Carolina de Weerth: “From the child’s point of view, I don’t think much is going on here. The fact that he is running towards the host mother is a good indication that he is having a good time. The fact that he is then happy to see his parents is also a good sign.
“We know that young children can bond with more adults than just the parents, and that certainly doesn’t have to deteriorate the bond between you and them. In fact, it can boost a child’s development if they have several adults to learn from. In addition, there are other children at the shelter, which allows him to practice social skills such as waiting his turn.
“I don’t think there’s anything wrong with this construction for him, but it might be for you, and that’s where the risk lies. If you become unhappy because of the lack, if you become jealous of the bond with the host and start competing with her, or if you overcompensate at home, your child will feel it. Children are like sponges.
“The best thing that can happen to a child is happy parents. So take a good look at whether working five days is also the best solution for you.”
Do not worry
Bass Delivery: “You don’t have to worry that your child will love the host mother more than you do. You remain the constant factor in the story, your son will really come back to you.
“And don’t be fooled by your child’s preferences: children will always have a parent or a grandfather or grandmother who they like better than the other. That can also change and they sometimes play that out a bit.
“At one time, childcare was mainly considered a problem because it was thought that a child could not bond with more than one adult. Today, very often in their young lives, children have to say goodbye to an adult by whom they know that they have been formed with great love.

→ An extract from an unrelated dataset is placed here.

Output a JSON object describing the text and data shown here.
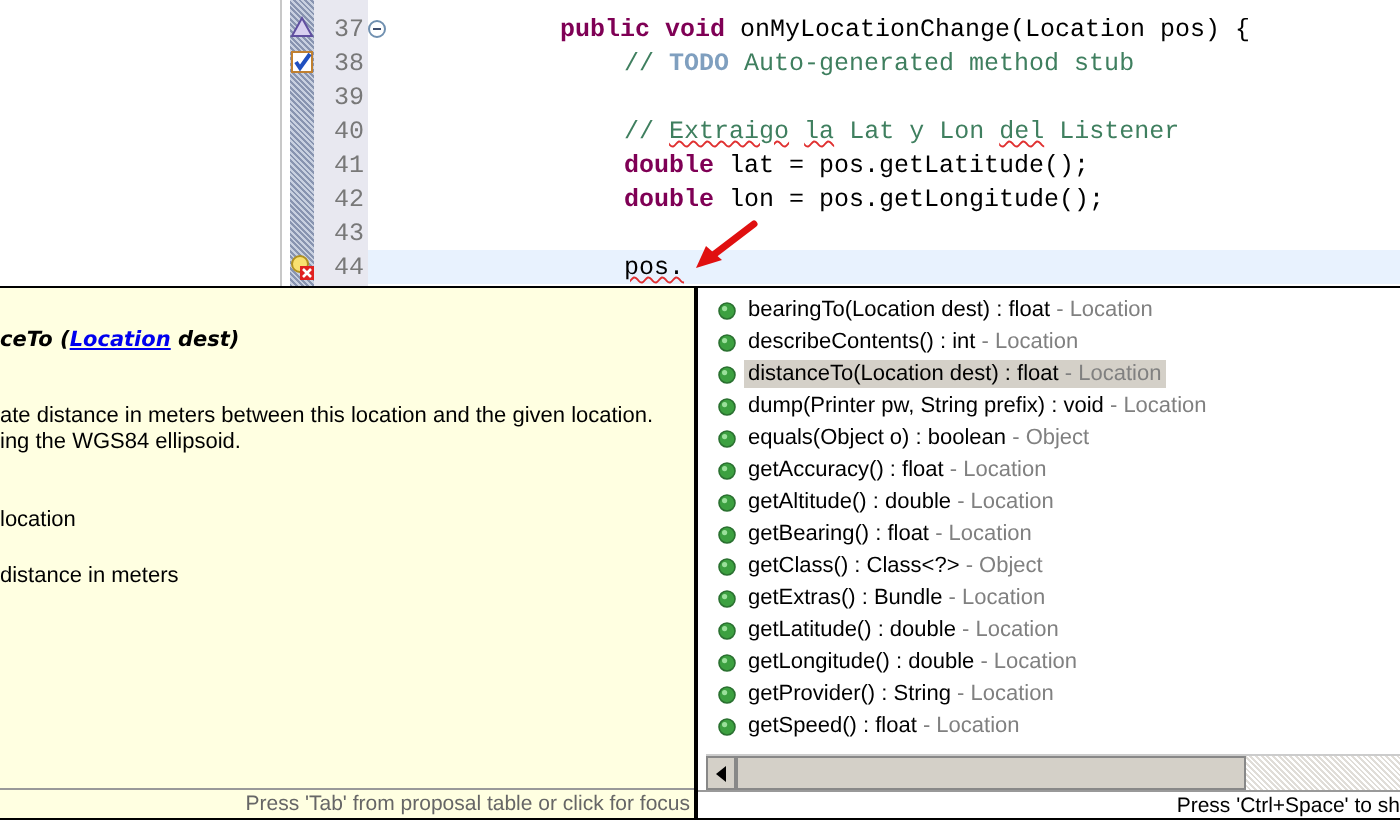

That is really sad. After you say goodbye, visit him again. At some point, the lack of that special person in a child’s life will disappear by itself.”